Spectrum uses what’s known as an HFC (Hybrid Fiber-Coaxial) network for the delivery of wired broadband services. In essence, this means data on their network travels over fiber lines for most of the journey to subscribers, but switches over to older, coaxial cable lines for the short distances within neighborhoods. The distance of this coaxial “hop” varies, but the overall effect is that download speeds come in the range of 200 Mbps to 1 Gbps, with upload speeds up to 35 Mbps.
The main caveat with HFC or “cable” networks is bandwidth sharing, which is the byproduct of multiple residences being connected to a single fiber “node” in the area.
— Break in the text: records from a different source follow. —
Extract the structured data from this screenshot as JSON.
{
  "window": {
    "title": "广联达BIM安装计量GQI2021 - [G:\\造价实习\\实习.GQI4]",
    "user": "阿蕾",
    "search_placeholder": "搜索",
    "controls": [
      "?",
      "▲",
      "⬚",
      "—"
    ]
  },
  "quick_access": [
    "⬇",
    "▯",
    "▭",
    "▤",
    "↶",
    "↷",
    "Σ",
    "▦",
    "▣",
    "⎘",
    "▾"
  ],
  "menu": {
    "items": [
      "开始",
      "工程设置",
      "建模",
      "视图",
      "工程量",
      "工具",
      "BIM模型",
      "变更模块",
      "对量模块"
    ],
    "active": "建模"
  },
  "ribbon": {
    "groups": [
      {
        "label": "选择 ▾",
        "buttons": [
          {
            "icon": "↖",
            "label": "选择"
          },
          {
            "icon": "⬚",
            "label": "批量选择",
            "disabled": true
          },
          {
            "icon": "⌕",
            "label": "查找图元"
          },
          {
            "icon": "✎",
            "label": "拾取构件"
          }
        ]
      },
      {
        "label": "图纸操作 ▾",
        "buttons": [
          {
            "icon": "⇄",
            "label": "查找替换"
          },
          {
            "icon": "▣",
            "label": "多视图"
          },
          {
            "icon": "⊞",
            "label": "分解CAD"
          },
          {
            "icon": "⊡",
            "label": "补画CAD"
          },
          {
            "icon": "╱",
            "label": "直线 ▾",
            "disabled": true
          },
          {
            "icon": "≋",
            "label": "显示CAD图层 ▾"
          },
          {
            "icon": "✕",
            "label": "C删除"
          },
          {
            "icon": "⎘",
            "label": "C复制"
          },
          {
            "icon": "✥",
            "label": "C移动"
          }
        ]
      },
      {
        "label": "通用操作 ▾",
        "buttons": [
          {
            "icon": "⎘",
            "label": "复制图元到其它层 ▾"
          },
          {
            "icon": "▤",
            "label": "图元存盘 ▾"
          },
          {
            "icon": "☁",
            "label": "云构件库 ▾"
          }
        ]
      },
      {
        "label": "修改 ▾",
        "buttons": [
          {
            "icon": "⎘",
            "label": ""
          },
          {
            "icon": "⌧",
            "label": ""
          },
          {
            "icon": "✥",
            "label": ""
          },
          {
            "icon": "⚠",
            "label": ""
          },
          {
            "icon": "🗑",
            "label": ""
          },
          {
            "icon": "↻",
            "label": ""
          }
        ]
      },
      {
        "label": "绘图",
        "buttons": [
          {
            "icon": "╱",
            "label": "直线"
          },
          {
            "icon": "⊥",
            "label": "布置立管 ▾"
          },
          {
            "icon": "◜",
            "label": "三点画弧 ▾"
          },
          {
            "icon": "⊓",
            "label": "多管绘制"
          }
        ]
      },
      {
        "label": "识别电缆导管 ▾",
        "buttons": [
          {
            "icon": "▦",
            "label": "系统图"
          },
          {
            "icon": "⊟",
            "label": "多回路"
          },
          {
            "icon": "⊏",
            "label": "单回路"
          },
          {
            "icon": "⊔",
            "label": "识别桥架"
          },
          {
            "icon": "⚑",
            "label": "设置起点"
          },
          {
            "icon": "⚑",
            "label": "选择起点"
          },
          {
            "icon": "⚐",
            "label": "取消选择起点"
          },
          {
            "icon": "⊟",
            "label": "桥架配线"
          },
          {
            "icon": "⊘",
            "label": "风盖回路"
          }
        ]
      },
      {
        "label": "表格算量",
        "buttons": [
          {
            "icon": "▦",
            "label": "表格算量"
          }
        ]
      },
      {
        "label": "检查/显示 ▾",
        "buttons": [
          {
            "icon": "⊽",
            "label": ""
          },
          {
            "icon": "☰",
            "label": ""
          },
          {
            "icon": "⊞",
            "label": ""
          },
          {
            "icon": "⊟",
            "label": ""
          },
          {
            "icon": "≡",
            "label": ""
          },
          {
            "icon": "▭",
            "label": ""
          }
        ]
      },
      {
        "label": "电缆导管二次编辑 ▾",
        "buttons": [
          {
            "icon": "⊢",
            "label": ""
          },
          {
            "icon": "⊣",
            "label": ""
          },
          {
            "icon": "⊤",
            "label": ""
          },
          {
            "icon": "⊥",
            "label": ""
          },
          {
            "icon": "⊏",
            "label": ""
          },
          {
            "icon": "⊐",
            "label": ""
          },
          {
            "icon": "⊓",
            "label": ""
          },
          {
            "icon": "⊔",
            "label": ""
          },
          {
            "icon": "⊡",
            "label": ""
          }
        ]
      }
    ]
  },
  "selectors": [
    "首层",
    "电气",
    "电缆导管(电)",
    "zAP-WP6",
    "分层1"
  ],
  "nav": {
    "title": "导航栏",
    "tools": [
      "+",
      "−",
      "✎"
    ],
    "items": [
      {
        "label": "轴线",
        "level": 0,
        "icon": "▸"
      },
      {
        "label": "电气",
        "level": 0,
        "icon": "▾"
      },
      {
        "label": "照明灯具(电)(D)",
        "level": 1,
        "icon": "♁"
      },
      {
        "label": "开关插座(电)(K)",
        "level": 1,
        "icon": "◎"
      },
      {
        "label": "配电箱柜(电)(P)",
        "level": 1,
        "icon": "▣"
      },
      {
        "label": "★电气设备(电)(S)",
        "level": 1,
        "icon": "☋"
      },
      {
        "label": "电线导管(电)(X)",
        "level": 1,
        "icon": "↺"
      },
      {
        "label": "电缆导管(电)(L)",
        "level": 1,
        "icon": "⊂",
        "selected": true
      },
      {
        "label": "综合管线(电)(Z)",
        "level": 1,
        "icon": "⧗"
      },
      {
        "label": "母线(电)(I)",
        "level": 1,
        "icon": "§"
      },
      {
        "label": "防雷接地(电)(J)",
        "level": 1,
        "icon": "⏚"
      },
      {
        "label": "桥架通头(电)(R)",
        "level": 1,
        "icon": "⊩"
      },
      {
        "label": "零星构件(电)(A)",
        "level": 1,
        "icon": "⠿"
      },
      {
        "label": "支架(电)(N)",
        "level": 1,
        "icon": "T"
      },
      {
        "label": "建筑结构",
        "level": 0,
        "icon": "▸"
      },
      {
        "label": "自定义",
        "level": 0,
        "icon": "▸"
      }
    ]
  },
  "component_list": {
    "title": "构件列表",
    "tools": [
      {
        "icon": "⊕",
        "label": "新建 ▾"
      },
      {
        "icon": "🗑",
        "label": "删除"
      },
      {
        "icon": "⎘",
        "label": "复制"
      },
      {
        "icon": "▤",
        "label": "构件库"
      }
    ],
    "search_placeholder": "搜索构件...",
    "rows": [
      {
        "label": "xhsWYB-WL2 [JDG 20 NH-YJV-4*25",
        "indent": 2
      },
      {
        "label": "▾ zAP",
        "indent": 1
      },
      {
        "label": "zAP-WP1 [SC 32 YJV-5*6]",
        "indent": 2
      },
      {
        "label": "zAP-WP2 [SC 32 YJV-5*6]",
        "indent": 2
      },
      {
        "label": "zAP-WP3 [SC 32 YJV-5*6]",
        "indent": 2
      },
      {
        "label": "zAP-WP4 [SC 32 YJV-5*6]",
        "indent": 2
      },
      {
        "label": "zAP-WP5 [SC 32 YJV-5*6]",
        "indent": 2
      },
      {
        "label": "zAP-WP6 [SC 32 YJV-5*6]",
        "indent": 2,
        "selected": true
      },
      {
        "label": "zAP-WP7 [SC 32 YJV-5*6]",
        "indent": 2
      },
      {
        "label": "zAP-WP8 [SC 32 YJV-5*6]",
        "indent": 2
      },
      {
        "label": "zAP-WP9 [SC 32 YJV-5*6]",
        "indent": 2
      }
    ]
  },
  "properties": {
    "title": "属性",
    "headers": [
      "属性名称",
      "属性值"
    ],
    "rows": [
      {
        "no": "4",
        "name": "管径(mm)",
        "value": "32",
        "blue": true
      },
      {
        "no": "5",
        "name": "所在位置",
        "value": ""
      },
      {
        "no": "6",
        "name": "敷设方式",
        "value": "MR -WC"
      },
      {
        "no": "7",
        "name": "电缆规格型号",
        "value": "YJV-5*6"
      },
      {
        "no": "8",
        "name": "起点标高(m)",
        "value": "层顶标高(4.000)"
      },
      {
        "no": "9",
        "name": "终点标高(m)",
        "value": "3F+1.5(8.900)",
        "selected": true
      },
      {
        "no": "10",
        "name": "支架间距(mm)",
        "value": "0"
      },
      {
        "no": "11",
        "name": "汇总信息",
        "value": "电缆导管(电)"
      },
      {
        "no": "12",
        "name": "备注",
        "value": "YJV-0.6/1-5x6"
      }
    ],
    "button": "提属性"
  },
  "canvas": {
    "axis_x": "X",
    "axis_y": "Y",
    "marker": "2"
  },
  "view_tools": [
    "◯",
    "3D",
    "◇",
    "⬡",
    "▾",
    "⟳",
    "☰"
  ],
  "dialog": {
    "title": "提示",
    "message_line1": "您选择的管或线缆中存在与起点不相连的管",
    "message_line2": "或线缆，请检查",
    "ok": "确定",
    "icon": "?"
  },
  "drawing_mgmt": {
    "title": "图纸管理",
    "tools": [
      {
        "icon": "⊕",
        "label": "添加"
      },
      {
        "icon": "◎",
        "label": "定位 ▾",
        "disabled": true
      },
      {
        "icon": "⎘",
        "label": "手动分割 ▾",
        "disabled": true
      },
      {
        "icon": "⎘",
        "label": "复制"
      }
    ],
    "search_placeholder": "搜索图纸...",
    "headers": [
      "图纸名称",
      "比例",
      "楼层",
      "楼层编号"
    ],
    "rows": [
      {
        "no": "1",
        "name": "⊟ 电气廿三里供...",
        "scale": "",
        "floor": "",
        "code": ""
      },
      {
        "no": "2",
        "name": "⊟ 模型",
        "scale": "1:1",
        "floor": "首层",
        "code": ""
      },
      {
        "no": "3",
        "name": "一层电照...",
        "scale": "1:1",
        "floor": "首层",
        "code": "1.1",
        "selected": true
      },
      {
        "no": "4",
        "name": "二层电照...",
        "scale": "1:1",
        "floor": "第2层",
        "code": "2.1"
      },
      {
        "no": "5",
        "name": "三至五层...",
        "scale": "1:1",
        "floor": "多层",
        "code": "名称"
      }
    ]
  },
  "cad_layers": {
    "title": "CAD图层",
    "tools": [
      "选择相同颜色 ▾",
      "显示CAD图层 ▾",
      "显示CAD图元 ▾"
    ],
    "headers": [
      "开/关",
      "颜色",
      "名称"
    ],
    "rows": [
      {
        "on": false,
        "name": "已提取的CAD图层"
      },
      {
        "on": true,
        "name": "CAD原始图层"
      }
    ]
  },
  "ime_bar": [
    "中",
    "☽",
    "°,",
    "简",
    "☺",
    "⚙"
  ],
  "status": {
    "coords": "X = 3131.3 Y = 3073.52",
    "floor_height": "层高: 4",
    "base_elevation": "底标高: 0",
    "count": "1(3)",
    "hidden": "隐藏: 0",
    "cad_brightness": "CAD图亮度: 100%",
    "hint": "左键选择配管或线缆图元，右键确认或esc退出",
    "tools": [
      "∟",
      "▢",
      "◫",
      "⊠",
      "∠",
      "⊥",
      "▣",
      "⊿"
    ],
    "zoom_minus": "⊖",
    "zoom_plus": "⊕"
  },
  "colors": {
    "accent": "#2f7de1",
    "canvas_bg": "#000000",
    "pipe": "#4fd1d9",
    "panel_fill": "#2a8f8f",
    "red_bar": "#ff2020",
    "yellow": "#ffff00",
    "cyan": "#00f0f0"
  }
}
Think of it as branches in a tree getting smaller as they spread out – if one branch needs more water, the tree might send more to that branch at the expense of other branches. You can see this in action during “peak use” hours of the late afternoon and evening, when most customers see a reduction in speeds due to the high volume of streaming on Over the Top (OTT) services like Netflix.